Starting at the first line and ending at the last, repeat the material word for word.

■ **Record set**:
.....
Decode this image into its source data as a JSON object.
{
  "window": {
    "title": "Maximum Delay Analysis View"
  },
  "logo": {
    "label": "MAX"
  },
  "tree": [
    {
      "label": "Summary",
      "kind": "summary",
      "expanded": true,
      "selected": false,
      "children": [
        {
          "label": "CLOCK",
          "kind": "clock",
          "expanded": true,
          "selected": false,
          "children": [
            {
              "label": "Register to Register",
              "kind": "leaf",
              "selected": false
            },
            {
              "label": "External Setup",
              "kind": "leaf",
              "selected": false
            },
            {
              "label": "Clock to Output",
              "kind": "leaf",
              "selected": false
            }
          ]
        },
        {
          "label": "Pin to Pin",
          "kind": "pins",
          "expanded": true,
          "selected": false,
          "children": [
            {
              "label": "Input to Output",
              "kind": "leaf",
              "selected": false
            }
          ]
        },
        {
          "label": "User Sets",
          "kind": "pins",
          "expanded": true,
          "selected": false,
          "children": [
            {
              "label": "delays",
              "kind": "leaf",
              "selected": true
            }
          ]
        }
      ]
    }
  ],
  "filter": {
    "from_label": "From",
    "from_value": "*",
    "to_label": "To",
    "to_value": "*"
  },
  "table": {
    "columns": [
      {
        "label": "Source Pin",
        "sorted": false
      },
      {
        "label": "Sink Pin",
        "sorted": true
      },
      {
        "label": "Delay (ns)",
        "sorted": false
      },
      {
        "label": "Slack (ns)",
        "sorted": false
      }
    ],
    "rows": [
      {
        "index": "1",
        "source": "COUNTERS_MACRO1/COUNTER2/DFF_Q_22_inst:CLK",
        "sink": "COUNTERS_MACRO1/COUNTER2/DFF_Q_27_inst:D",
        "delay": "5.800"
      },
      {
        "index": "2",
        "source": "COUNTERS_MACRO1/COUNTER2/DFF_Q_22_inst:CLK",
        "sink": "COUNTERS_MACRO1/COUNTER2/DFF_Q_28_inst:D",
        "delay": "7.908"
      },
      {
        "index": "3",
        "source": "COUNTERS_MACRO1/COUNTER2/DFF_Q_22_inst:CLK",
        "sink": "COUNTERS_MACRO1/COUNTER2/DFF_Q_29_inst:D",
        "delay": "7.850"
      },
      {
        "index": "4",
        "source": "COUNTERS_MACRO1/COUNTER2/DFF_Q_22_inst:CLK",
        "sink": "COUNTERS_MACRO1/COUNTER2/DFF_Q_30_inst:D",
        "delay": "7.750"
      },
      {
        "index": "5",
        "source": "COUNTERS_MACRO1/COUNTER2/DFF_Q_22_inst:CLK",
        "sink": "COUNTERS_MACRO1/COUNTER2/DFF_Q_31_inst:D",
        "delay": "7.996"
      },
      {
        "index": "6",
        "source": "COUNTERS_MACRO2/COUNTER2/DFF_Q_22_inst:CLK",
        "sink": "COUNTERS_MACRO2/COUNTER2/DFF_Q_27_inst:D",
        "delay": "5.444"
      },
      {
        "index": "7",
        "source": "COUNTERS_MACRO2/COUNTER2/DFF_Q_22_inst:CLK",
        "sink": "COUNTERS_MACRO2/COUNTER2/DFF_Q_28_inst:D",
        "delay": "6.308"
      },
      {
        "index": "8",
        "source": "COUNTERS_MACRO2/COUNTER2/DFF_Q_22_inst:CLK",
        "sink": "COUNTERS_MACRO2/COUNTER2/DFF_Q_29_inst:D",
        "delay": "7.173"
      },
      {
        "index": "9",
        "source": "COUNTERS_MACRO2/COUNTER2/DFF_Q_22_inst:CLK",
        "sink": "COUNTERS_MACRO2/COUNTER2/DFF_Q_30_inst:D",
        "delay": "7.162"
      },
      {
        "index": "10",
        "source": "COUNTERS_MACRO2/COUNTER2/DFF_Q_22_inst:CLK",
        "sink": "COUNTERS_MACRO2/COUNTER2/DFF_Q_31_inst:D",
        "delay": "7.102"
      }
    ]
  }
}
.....
■ **Exercise response**:
Decode this image into its source data as a JSON object.
{
  "window": {
    "title": "Maximum Delay Analysis View"
  },
  "logo": {
    "label": "MAX"
  },
  "tree": [
    {
      "label": "Summary",
      "kind": "summary",
      "expanded": true,
      "selected": false,
      "children": [
        {
          "label": "CLOCK",
          "kind": "clock",
          "expanded": true,
          "selected": false,
          "children": [
            {
              "label": "Register to Register",
              "kind": "leaf",
              "selected": false
            },
            {
              "label": "External Setup",
              "kind": "leaf",
              "selected": false
            },
            {
              "label": "Clock to Output",
              "kind": "leaf",
              "selected": false
            }
          ]
        },
        {
          "label": "Pin to Pin",
          "kind": "pins",
          "expanded": true,
          "selected": false,
          "children": [
            {
              "label": "Input to Output",
              "kind": "leaf",
              "selected": false
            }
          ]
        },
        {
          "label": "User Sets",
          "kind": "pins",
          "expanded": true,
          "selected": false,
          "children": [
            {
              "label": "delays",
              "kind": "leaf",
              "selected": true
            }
          ]
        }
      ]
    }
  ],
  "filter": {
    "from_label": "From",
    "from_value": "*",
    "to_label": "To",
    "to_value": "*"
  },
  "table": {
    "columns": [
      {
        "label": "Source Pin",
        "sorted": false
      },
      {
        "label": "Sink Pin",
        "sorted": true
      },
      {
        "label": "Delay (ns)",
        "sorted": false
      },
      {
        "label": "Slack (ns)",
        "sorted": false
      }
    ],
    "rows": [
      {
        "index": "1",
        "source": "COUNTERS_MACRO1/COUNTER2/DFF_Q_22_inst:CLK",
        "sink": "COUNTERS_MACRO1/COUNTER2/DFF_Q_27_inst:D",
        "delay": "5.800"
      },
      {
        "index": "2",
        "source": "COUNTERS_MACRO1/COUNTER2/DFF_Q_22_inst:CLK",
        "sink": "COUNTERS_MACRO1/COUNTER2/DFF_Q_28_inst:D",
        "delay": "7.908"
      },
      {
        "index": "3",
        "source": "COUNTERS_MACRO1/COUNTER2/DFF_Q_22_inst:CLK",
        "sink": "COUNTERS_MACRO1/COUNTER2/DFF_Q_29_inst:D",
        "delay": "7.850"
      },
      {
        "index": "4",
        "source": "COUNTERS_MACRO1/COUNTER2/DFF_Q_22_inst:CLK",
        "sink": "COUNTERS_MACRO1/COUNTER2/DFF_Q_30_inst:D",
        "delay": "7.750"
      },
      {
        "index": "5",
        "source": "COUNTERS_MACRO1/COUNTER2/DFF_Q_22_inst:CLK",
        "sink": "COUNTERS_MACRO1/COUNTER2/DFF_Q_31_inst:D",
        "delay": "7.996"
      },
      {
        "index": "6",
        "source": "COUNTERS_MACRO2/COUNTER2/DFF_Q_22_inst:CLK",
        "sink": "COUNTERS_MACRO2/COUNTER2/DFF_Q_27_inst:D",
        "delay": "5.444"
      },
      {
        "index": "7",
        "source": "COUNTERS_MACRO2/COUNTER2/DFF_Q_22_inst:CLK",
        "sink": "COUNTERS_MACRO2/COUNTER2/DFF_Q_28_inst:D",
        "delay": "6.308"
      },
      {
        "index": "8",
        "source": "COUNTERS_MACRO2/COUNTER2/DFF_Q_22_inst:CLK",
        "sink": "COUNTERS_MACRO2/COUNTER2/DFF_Q_29_inst:D",
        "delay": "7.173"
      },
      {
        "index": "9",
        "source": "COUNTERS_MACRO2/COUNTER2/DFF_Q_22_inst:CLK",
        "sink": "COUNTERS_MACRO2/COUNTER2/DFF_Q_30_inst:D",
        "delay": "7.162"
      },
      {
        "index": "10",
        "source": "COUNTERS_MACRO2/COUNTER2/DFF_Q_22_inst:CLK",
        "sink": "COUNTERS_MACRO2/COUNTER2/DFF_Q_31_inst:D",
        "delay": "7.102"
      }
    ]
  }
}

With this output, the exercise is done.